The European Parliament

…Expresses its deep concern about the disappearance, safety and well-being of Sombath Somphone…

…Is concerned about the tardiness and lack of transparency of the investigation into the disappearance of Sombath Somphone; calls on the Lao authorities to undertake prompt, transparent and thorough investigations, in accordance with their obligations under international human rights law, and to ensure the immediate and safe return of Sombath Somphone to his family…

…Asks the Lao authorities to reaffirm publicly the legality and the legitimacy of the work for sustainable development and social justice, in order to counter the intimidation provoked by disappearances such as of Sombath Somphone…

…Calls on the EU to put Laos among its priorities for the 22nd session of the United Nations Human Rights Council…

…Calls on the Government of Laos to respect the rights of expression and association, the rights of minorities and protect the right to freedom of religion or belief ending all restrictions on the exercise of this right, as recommended at the UN Universal Periodic Review on 21 September 2010…

From Resolution of European Parliament on 06 February 2013

A Wonderful Person

In those days…most Laotians left the country, if they could.

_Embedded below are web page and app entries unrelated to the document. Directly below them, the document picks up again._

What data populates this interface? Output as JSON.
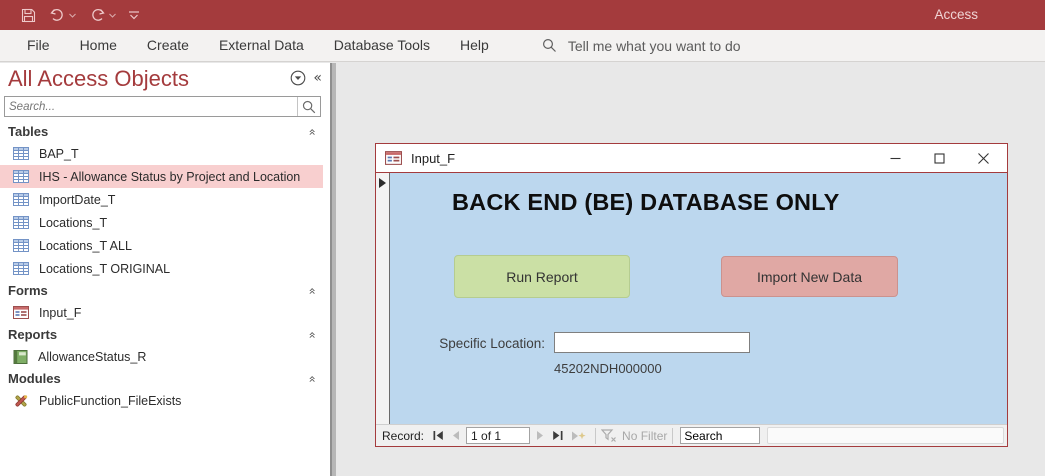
{
  "titlebar": {
    "app_label": "Access"
  },
  "ribbon": {
    "tabs": [
      "File",
      "Home",
      "Create",
      "External Data",
      "Database Tools",
      "Help"
    ],
    "tell_me": "Tell me what you want to do"
  },
  "nav_pane": {
    "title": "All Access Objects",
    "search_placeholder": "Search...",
    "sections": [
      {
        "label": "Tables",
        "items": [
          "BAP_T",
          "IHS - Allowance Status by Project and Location",
          "ImportDate_T",
          "Locations_T",
          "Locations_T ALL",
          "Locations_T ORIGINAL"
        ],
        "selected_index": 1
      },
      {
        "label": "Forms",
        "items": [
          "Input_F"
        ]
      },
      {
        "label": "Reports",
        "items": [
          "AllowanceStatus_R"
        ]
      },
      {
        "label": "Modules",
        "items": [
          "PublicFunction_FileExists"
        ]
      }
    ]
  },
  "form_window": {
    "title": "Input_F",
    "heading": "BACK END (BE) DATABASE ONLY",
    "run_report_label": "Run Report",
    "import_label": "Import New Data",
    "location_label": "Specific Location:",
    "location_value": "",
    "location_code": "45202NDH000000",
    "record_bar": {
      "label": "Record:",
      "position": "1 of 1",
      "no_filter": "No Filter",
      "search": "Search"
    }
  },
  "icons": {
    "quick_access": [
      "save-icon",
      "undo-icon",
      "redo-icon",
      "customize-quick-access-icon"
    ],
    "nav_item_types": [
      "table-icon",
      "form-icon",
      "report-icon",
      "module-icon"
    ]
  },
  "colors": {
    "titlebar": "#A43B3D",
    "accent": "#A43B3D",
    "selected_item_bg": "#F8CFCF",
    "form_canvas": "#BCD7EE",
    "run_button": "#CBE0A5",
    "import_button": "#E0A8A4",
    "ribbon_bg": "#F3F2F1",
    "main_bg": "#E8E8E8"
  }
}
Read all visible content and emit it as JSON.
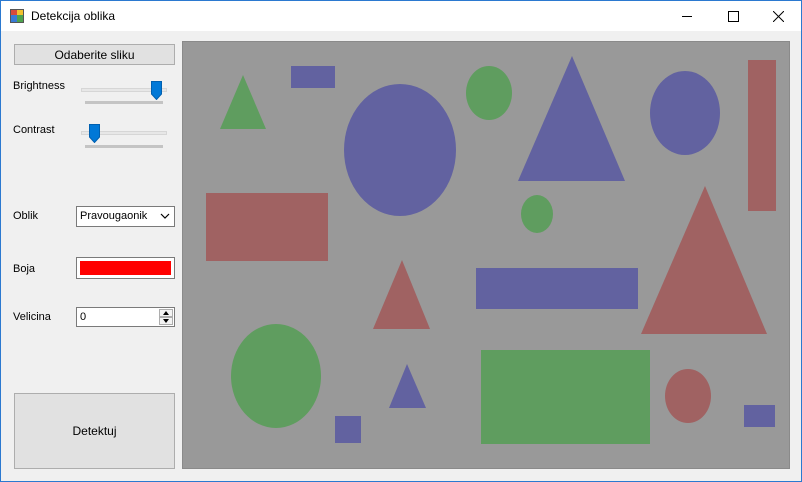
{
  "window": {
    "title": "Detekcija oblika"
  },
  "controls": {
    "select_image_label": "Odaberite sliku",
    "brightness_label": "Brightness",
    "brightness_value": 0.93,
    "contrast_label": "Contrast",
    "contrast_value": 0.08,
    "shape_label": "Oblik",
    "shape_value": "Pravougaonik",
    "color_label": "Boja",
    "color_value": "#ff0000",
    "size_label": "Velicina",
    "size_value": "0",
    "detect_label": "Detektuj"
  },
  "canvas": {
    "background": "#999999",
    "colors": {
      "green": "#5f9d5f",
      "blue": "#6262a0",
      "red": "#a06262"
    }
  },
  "icons": {
    "app": "app-icon",
    "minimize": "minimize-icon",
    "maximize": "maximize-icon",
    "close": "close-icon",
    "dropdown": "chevron-down-icon",
    "spin_up": "arrow-up-icon",
    "spin_down": "arrow-down-icon"
  }
}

But Sombath decided to return to his country, and I think he is a wonderful person, very brave. He want to serve his country, and he had been doing so ever since. Bravely, skillfully, humbly, and I have known him all through this years, with much admiration…

…we respect the Lao government and we hope the Lao government will do everything they can to make sure that Sombath is a free person soon, because that will give Lao great credit, since we are now all very serious about ASEAN, but people think of ASEAN in terms of money and economics, but the essence of ASEAN is human dignity, human rights, and deep down, Lao has that…

…and I think Lao would have much reputation sharing with their neighbors that they care for human rights…

…It would be a great pity if he disappeared. It would be too much damage to the Lao government.

Sulak Sivaraksa at Foreign Correspondent’s Club of Thailand on 21 December 2012


A More Balanced Development Model

To truly achieve the vision of our founding fathers of building a nation governed by the people and for the people and guided by the rule of law to bring about ‘peace, independence, solidarity, and prosperity for all Lao’, the Lao leaders and policy makers must shift away from the current predominantly western capitalist development model of economic growth and the ‘get rich quick’ mentality. Laos’ development policy and strategies need to become more holistic and balanced and take into consideration 4 dimensions of (1) economic or livelihood security; (2) cultural integrity and continuity; (3) environmental sustainability; and (4) good governance. It is only by adopting such a balanced development model that Laos can achieve longterm sustainable growth and poverty reduction, which is also the theme advocated by the Asia-Europe People’s Forum (AEPF).

From “Lao Vision Statement and Recommendation for Actions presented to AEPF9.”

Listening to the youth


Mr Sombath said our greatest hope is listening to the youth and listening to the children. He said the children in Laos are very smart and they have great ideas and want to be a part of the change in Laos.

Laos kids express hope for the future through images” MindaNews: 07 September 2013

Culture of Silence

First they came for the communists,
and I didn’t speak out because I wasn’t a communist.

Then they came for the socialists,
and I didn’t speak out because I wasn’t a socialist.

Then they came for the trade unionists,
and I didn’t speak out because I wasn’t a trade unionist.

Then they came for me,
and there was no one left to speak for me.

Martin Niemöller, speaking about the inaction of intellectuals during the Nazis’ rise to power.

According to Wikipedia, a Culture [or Conspiracy] of Silence “…relates to a condition or matter which is known to exist, but by tacit communal unspoken consensus is not talked about or acknowledged…[including]…Breaches of human rights, such as vanishing persons…”